On March 4th, 2014, the U.S. Patent and Trademark Office (USPTO) issued “2014 Procedures For Subject Matter Eligibility Analysis Of Claims Reciting Or Involving Laws of Nature/Natural Principles, Natural Phenomena, And/Or Natural Products“ Guidance, advising examiners and the public of the factors for determining whether an invention satisfies the U.S. Supreme Court’s interpretation of 35 U.S.C. §101, as applied to patent-eligibility.
Today, the United States Patent and Trademark (“USPTO”) issued a Guidance, advising examiners and the public of the factors for determining whether an invention satisfies the U.S. Supreme Court’s interpretation of 35 U.S.C. §101, as applied to patent-eligibility.

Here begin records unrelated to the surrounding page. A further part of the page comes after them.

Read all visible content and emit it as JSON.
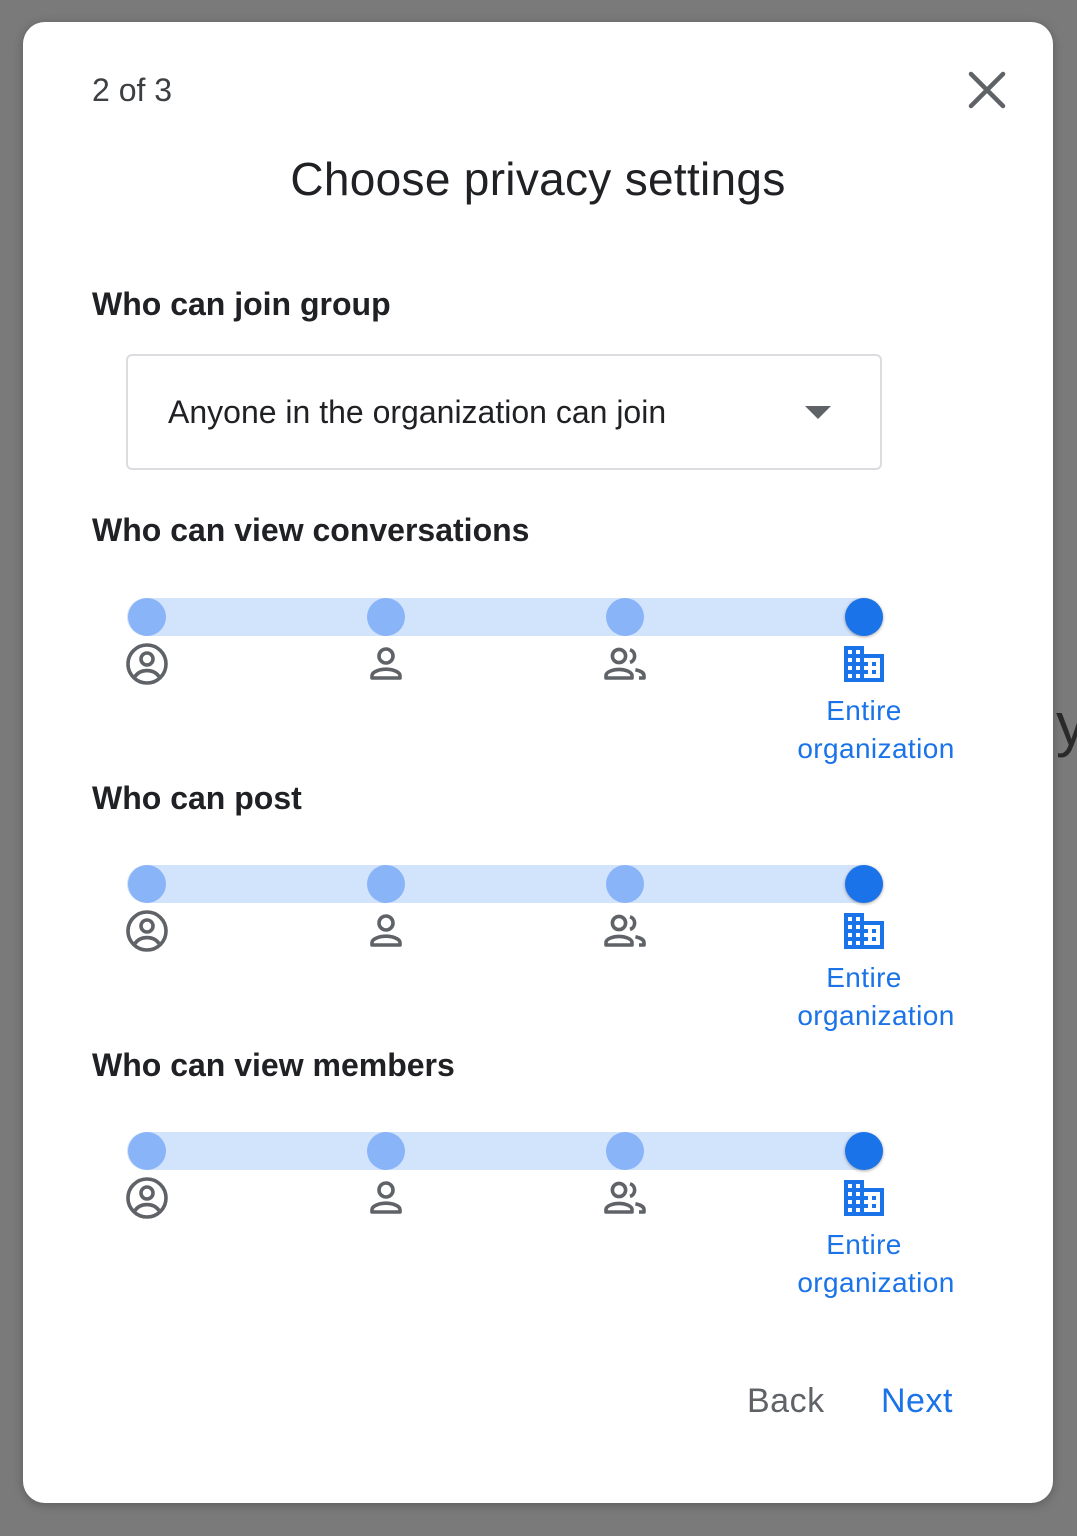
{
  "dialog": {
    "step": "2 of 3",
    "title": "Choose privacy settings",
    "close_label": "Close"
  },
  "join": {
    "label": "Who can join group",
    "selected": "Anyone in the organization can join"
  },
  "view_conversations": {
    "label": "Who can view conversations",
    "selected_label_line1": "Entire",
    "selected_label_line2": "organization",
    "selected_index": 3
  },
  "post": {
    "label": "Who can post",
    "selected_label_line1": "Entire",
    "selected_label_line2": "organization",
    "selected_index": 3
  },
  "view_members": {
    "label": "Who can view members",
    "selected_label_line1": "Entire",
    "selected_label_line2": "organization",
    "selected_index": 3
  },
  "slider_options": [
    "account-circle-icon",
    "person-icon",
    "people-icon",
    "domain-building-icon"
  ],
  "colors": {
    "accent": "#1a73e8",
    "track": "#d2e3fc",
    "stop_inactive": "#8ab4f8",
    "icon_gray": "#5f6368"
  },
  "footer": {
    "back": "Back",
    "next": "Next"
  }
}
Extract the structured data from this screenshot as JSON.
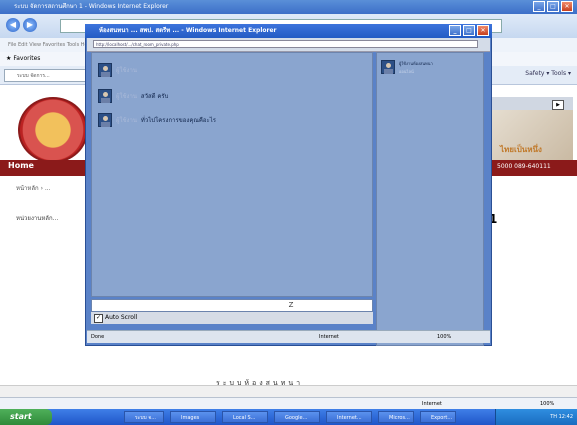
{
  "ie": {
    "title": "ระบบ จัดการสถานศึกษา 1 - Windows Internet Explorer",
    "menu_items": "File   Edit   View   Favorites   Tools   Help",
    "favorites_label": "Favorites",
    "tab_label": "ระบบ จัดการ...",
    "tools_right": "Safety ▾   Tools ▾",
    "status_zone": "Internet",
    "status_zoom": "100%"
  },
  "page": {
    "home_label": "Home",
    "phone": "5000   089-640111",
    "crumb": "หน้าหลัก › ...",
    "left_label": "หน่วยงานหลัก...",
    "big_number": "1",
    "right_brand": "ไทยเป็นหนึ่ง",
    "right_menu": "Safety ▾  Tools ▾"
  },
  "popup": {
    "title": "ห้องสนทนา ... สพป. สตรีท ... - Windows Internet Explorer",
    "address": "http://localhost/.../chat_room_private.php",
    "messages": [
      {
        "user": "ผู้ใช้งาน",
        "text": ""
      },
      {
        "user": "ผู้ใช้งาน",
        "text": "สวัสดี ครับ"
      },
      {
        "user": "ผู้ใช้งาน",
        "text": "ทั่วไปโครงการของคุณคือะไร"
      }
    ],
    "online_users": [
      {
        "name": "ผู้ใช้งานห้องสนทนา",
        "status": "ออนไลน์"
      }
    ],
    "send_icon": "Z",
    "autoscroll_label": "Auto Scroll",
    "status_done": "Done",
    "status_zone": "Internet",
    "status_zoom": "100%"
  },
  "taskbar": {
    "start_label": "start",
    "buttons": [
      "ระบบ จ...",
      "Images",
      "Local S...",
      "Google...",
      "Internet...",
      "Micros...",
      "Export..."
    ],
    "tray_time": "TH 12:42"
  },
  "caption": "ระบบห้องสนทนา"
}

The USPTO has issued new patent subject matter eligibility guidelines to aid examiners in applying the principles of Myriad and Prometheus to any claim “reciting or involving laws of nature/natural principles, natural phenomena, and/or natural products.”

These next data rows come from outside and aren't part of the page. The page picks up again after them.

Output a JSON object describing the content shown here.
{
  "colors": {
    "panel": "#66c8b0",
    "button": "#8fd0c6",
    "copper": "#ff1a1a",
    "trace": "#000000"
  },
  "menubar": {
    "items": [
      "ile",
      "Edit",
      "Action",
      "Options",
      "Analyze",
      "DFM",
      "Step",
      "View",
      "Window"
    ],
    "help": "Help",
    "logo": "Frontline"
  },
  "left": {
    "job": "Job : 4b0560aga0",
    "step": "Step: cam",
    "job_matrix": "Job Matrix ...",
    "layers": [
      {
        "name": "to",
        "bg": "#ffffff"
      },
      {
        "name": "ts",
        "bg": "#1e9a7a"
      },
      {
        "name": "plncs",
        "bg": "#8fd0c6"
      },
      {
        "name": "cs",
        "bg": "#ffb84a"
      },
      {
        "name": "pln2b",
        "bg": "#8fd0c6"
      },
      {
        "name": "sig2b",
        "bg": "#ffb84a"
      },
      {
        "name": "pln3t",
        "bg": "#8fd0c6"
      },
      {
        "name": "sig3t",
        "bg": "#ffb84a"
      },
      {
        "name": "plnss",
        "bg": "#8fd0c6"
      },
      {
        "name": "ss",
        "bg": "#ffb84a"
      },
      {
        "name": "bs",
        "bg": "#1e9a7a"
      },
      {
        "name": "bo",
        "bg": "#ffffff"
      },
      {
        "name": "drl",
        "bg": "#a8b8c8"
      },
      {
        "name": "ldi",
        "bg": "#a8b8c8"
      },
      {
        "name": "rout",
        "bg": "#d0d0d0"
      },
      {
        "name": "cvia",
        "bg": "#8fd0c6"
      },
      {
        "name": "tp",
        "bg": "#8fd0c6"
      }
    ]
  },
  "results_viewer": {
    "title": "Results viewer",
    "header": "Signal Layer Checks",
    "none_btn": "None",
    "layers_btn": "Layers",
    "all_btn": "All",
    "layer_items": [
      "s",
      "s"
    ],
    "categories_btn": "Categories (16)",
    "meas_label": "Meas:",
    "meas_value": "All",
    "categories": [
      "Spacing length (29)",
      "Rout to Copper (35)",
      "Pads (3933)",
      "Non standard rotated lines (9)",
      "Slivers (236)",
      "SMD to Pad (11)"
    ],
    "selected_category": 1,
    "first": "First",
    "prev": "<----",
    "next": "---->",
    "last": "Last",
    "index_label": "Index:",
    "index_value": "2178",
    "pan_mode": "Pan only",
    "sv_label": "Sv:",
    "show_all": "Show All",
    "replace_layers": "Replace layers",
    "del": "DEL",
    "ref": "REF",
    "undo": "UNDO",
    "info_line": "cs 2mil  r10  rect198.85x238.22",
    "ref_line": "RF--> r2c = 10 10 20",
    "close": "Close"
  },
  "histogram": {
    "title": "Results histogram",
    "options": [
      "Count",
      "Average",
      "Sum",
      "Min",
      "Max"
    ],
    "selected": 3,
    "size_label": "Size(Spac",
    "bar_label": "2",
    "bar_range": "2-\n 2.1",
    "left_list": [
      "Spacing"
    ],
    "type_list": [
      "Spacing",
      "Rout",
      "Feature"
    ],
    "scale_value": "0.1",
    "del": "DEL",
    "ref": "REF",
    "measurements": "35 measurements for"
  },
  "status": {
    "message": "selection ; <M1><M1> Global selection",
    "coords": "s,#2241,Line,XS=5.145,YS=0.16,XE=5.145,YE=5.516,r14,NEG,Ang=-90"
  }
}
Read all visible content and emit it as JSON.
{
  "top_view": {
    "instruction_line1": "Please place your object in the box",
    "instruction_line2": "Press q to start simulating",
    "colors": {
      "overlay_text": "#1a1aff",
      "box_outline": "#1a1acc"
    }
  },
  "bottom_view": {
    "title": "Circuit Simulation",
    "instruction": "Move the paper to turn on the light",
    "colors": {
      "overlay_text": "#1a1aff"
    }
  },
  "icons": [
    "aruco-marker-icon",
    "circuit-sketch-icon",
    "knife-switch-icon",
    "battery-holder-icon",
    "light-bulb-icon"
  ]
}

A year after its “Roundtable on Proposed Requirements for Recordation of Real Party-in-Interest Information Throughout Application Pendency and Patent Term,”…
According to the USPTO statistics of November 2013 there were 590,070 patent applications waiting to get examined in the U.S. Patent and Trademark Office. The expected time from filing of a patent application to the first office action is on average 17.6 months. On average the total time of examination is 37.3 months.

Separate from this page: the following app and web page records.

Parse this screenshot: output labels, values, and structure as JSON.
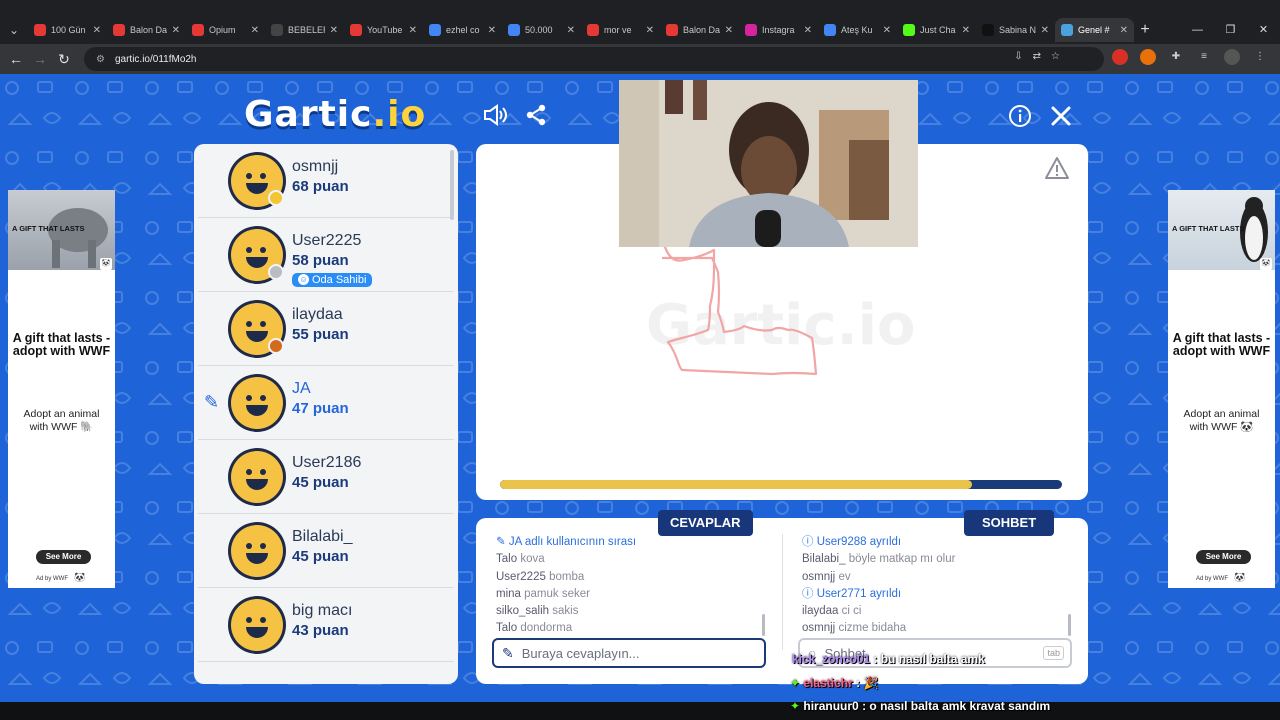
{
  "browser": {
    "tabs": [
      {
        "title": "100 Gün",
        "color": "#e53935"
      },
      {
        "title": "Balon Da",
        "color": "#e53935"
      },
      {
        "title": "Opium",
        "color": "#e53935"
      },
      {
        "title": "BEBELER",
        "color": "#444444"
      },
      {
        "title": "YouTube",
        "color": "#e53935"
      },
      {
        "title": "ezhel co",
        "color": "#4285f4"
      },
      {
        "title": "50.000",
        "color": "#4285f4"
      },
      {
        "title": "mor ve",
        "color": "#e53935"
      },
      {
        "title": "Balon Da",
        "color": "#e53935"
      },
      {
        "title": "Instagra",
        "color": "#d6249f"
      },
      {
        "title": "Ateş Ku",
        "color": "#4285f4"
      },
      {
        "title": "Just Cha",
        "color": "#53fc18"
      },
      {
        "title": "Sabina N",
        "color": "#111111"
      },
      {
        "title": "Genel #",
        "color": "#4aa3df",
        "active": true
      }
    ],
    "url": "gartic.io/011fMo2h"
  },
  "logo": {
    "text": "Gartic",
    "suffix": ".io"
  },
  "players": [
    {
      "name": "osmnjj",
      "points": "68 puan",
      "dot": "#f5c431"
    },
    {
      "name": "User2225",
      "points": "58 puan",
      "dot": "#b9bcc2",
      "badge": "Oda Sahibi"
    },
    {
      "name": "ilaydaa",
      "points": "55 puan",
      "dot": "#d36a1c"
    },
    {
      "name": "JA",
      "points": "47 puan",
      "drawing": true
    },
    {
      "name": "User2186",
      "points": "45 puan"
    },
    {
      "name": "Bilalabi_",
      "points": "45 puan"
    },
    {
      "name": "big macı",
      "points": "43 puan"
    }
  ],
  "round": {
    "timer_progress": 0.84
  },
  "answers": {
    "label": "CEVAPLAR",
    "system": "JA adlı kullanıcının sırası",
    "messages": [
      {
        "user": "Talo",
        "text": "kova"
      },
      {
        "user": "User2225",
        "text": "bomba"
      },
      {
        "user": "mina",
        "text": "pamuk seker"
      },
      {
        "user": "silko_salih",
        "text": "sakis"
      },
      {
        "user": "Talo",
        "text": "dondorma"
      }
    ],
    "placeholder": "Buraya cevaplayın..."
  },
  "chat": {
    "label": "SOHBET",
    "rows": [
      {
        "type": "system",
        "user": "User9288",
        "text": "ayrıldı"
      },
      {
        "type": "msg",
        "user": "Bilalabi_",
        "text": "böyle matkap mı olur"
      },
      {
        "type": "msg",
        "user": "osmnjj",
        "text": "ev"
      },
      {
        "type": "system",
        "user": "User2771",
        "text": "ayrıldı"
      },
      {
        "type": "msg",
        "user": "ilaydaa",
        "text": "ci ci"
      },
      {
        "type": "msg",
        "user": "osmnjj",
        "text": "cizme bidaha"
      }
    ],
    "placeholder": "Sohbet",
    "tab_hint": "tab"
  },
  "ads": {
    "image_caption": "A GIFT THAT LASTS",
    "headline": "A gift that lasts - adopt with WWF",
    "sub_left": "Adopt an animal with WWF 🐘",
    "sub_right": "Adopt an animal with WWF 🐼",
    "cta": "See More",
    "ad_by": "Ad by WWF"
  },
  "stream_overlay": [
    {
      "user": "kick_zonco01",
      "text": ": bu nasıl balta amk",
      "color": "#b58cff"
    },
    {
      "user": "elastichr",
      "text": ":",
      "color": "#ff5c8a",
      "emoji": "🎉"
    },
    {
      "user": "hiranuur0",
      "text": ": o nasıl balta amk kravat sandım",
      "color": "#ffffff"
    }
  ]
}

On November 29, 2013, the USPTO published its proposed rules to implement “the Hague Agreement Concerning International Registration of Industrial Designs.”
A band comprised of Asian-Americans from Portland, Oregon has been trying to trademark its name, “The Slants,” for years, but the U.S. Patent and Trademark Office (USPTO) has denied the registration on the grounds that the word has a racially charged connotation and is offensive.
Certain USPTO fees are set to decrease on January 1, 2014, including issue fees and the publication fees for utility applications. Also, as of January 1, 2014, certain PCT International Stage fees will have Small Entity and Micro Entity rates. Additionally, the USPTO no longer will charge a recordation fee to record a patent assignment document submitted electronically.
In Gilead Sciences, Inc. v. Rea, the U.S. District Court for the Eastern District of Virginia upheld the USPTO Patent Term Adjustment (PTA) rule that provides for a PTA deduction when an applicant files a “supplemental reply or other paper” after a reply has been filed. In the case at issue, the applicant had filed an Information Disclosure Statement (IDS) after filing a response to a Restriction Requirement.
Last week the United States federal government entered a shutdown, suspending services not exempted by the Antideficiency Act, 31 U.S.C. § 1341. Although the U.S. Patent and Trademark Office currently remains open, the Copyright Office is among the many closed government offices.